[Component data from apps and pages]
# # # #

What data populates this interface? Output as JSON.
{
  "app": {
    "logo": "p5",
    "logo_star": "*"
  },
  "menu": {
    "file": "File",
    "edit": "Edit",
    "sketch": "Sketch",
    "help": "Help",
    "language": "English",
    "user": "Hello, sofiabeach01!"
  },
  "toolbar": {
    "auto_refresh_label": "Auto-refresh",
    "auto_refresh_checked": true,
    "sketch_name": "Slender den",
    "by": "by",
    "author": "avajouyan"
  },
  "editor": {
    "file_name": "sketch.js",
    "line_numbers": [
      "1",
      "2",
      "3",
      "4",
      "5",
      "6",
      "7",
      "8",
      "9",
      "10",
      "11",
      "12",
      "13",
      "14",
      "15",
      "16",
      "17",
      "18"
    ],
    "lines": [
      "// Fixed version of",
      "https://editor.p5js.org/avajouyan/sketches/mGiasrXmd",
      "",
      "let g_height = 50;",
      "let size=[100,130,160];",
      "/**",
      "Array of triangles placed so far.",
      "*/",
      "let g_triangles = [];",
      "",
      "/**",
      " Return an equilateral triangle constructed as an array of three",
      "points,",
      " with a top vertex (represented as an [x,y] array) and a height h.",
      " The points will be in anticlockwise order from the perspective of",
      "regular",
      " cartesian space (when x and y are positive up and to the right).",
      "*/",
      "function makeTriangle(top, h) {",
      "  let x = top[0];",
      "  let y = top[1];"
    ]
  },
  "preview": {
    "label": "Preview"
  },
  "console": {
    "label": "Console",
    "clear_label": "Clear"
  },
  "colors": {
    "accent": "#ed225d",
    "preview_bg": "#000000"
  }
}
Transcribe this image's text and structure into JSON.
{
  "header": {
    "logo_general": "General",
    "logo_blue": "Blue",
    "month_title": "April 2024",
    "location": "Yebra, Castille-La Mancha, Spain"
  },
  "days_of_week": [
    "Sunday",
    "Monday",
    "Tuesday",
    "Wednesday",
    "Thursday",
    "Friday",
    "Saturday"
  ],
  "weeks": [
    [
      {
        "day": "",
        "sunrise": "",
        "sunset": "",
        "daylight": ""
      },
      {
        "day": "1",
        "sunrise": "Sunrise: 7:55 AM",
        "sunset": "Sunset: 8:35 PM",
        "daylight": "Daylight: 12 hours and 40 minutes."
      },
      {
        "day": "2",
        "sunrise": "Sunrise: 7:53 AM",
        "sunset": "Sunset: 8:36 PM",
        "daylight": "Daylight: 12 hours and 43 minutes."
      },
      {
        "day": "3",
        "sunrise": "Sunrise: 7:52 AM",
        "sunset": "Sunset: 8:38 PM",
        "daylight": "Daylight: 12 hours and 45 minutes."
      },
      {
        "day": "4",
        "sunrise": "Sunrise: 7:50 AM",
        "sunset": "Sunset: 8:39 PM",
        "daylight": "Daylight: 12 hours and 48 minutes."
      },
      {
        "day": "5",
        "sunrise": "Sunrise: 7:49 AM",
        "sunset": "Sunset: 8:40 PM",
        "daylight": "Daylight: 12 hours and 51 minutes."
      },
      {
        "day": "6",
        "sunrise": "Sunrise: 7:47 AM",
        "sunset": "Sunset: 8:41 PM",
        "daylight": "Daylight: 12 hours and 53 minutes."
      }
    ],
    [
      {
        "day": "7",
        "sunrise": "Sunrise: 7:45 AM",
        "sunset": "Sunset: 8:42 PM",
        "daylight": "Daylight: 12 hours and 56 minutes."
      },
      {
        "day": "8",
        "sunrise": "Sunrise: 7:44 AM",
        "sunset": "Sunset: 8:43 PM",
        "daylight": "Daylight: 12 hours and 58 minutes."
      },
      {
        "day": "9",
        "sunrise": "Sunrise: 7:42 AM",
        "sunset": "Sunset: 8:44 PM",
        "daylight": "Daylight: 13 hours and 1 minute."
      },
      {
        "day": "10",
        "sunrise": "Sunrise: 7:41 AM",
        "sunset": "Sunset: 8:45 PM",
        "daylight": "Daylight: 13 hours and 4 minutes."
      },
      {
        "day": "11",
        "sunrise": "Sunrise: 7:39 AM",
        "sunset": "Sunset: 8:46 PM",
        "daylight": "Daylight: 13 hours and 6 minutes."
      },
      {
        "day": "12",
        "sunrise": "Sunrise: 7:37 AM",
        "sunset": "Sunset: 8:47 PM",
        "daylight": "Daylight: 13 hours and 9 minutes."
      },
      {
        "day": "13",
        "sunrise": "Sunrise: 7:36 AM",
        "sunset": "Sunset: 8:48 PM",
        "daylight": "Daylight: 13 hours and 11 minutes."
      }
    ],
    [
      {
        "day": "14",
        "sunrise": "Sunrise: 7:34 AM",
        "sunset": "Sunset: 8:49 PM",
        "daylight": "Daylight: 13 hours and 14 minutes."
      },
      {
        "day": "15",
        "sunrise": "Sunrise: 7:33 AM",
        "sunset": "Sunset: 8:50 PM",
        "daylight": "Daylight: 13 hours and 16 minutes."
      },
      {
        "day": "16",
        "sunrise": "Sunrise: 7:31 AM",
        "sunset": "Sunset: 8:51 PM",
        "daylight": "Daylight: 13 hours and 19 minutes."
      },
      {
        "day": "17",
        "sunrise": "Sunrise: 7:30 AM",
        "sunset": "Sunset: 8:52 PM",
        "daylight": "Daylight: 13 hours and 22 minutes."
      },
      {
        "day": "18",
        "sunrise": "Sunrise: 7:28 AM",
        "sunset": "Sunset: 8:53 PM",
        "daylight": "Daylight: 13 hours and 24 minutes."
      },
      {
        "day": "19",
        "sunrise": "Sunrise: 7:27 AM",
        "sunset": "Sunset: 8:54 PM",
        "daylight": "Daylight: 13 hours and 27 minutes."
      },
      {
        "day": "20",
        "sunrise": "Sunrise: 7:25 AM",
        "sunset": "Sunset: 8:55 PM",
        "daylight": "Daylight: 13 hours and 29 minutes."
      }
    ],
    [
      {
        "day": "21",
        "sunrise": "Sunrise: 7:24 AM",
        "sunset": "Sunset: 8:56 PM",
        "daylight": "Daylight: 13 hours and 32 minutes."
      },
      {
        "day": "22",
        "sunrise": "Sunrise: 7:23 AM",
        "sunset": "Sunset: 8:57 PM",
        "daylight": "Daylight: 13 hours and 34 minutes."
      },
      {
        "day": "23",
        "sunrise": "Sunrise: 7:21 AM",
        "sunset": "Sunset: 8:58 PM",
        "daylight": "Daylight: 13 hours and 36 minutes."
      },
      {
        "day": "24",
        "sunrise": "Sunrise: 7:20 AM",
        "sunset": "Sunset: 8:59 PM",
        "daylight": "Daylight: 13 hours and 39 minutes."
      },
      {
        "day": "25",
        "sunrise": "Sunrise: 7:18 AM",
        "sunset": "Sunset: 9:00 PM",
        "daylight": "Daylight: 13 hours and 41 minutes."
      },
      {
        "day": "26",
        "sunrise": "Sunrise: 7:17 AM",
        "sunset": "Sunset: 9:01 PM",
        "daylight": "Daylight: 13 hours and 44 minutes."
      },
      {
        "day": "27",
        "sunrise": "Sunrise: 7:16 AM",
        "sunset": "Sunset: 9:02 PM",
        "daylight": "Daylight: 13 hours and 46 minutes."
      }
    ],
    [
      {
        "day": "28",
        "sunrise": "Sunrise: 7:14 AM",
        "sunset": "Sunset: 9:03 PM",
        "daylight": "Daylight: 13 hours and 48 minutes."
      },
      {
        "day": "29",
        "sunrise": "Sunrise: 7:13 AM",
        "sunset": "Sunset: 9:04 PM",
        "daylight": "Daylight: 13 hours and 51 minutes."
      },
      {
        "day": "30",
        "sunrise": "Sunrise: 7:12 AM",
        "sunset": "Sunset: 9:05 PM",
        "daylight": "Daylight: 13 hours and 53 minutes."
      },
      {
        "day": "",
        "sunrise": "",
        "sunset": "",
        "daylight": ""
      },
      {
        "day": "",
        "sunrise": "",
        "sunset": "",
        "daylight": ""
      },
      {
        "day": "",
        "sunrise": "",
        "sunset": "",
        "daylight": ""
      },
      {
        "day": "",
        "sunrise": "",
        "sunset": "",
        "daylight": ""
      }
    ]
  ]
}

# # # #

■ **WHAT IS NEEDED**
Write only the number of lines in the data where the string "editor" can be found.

■ **YOUR RESPONSE**
2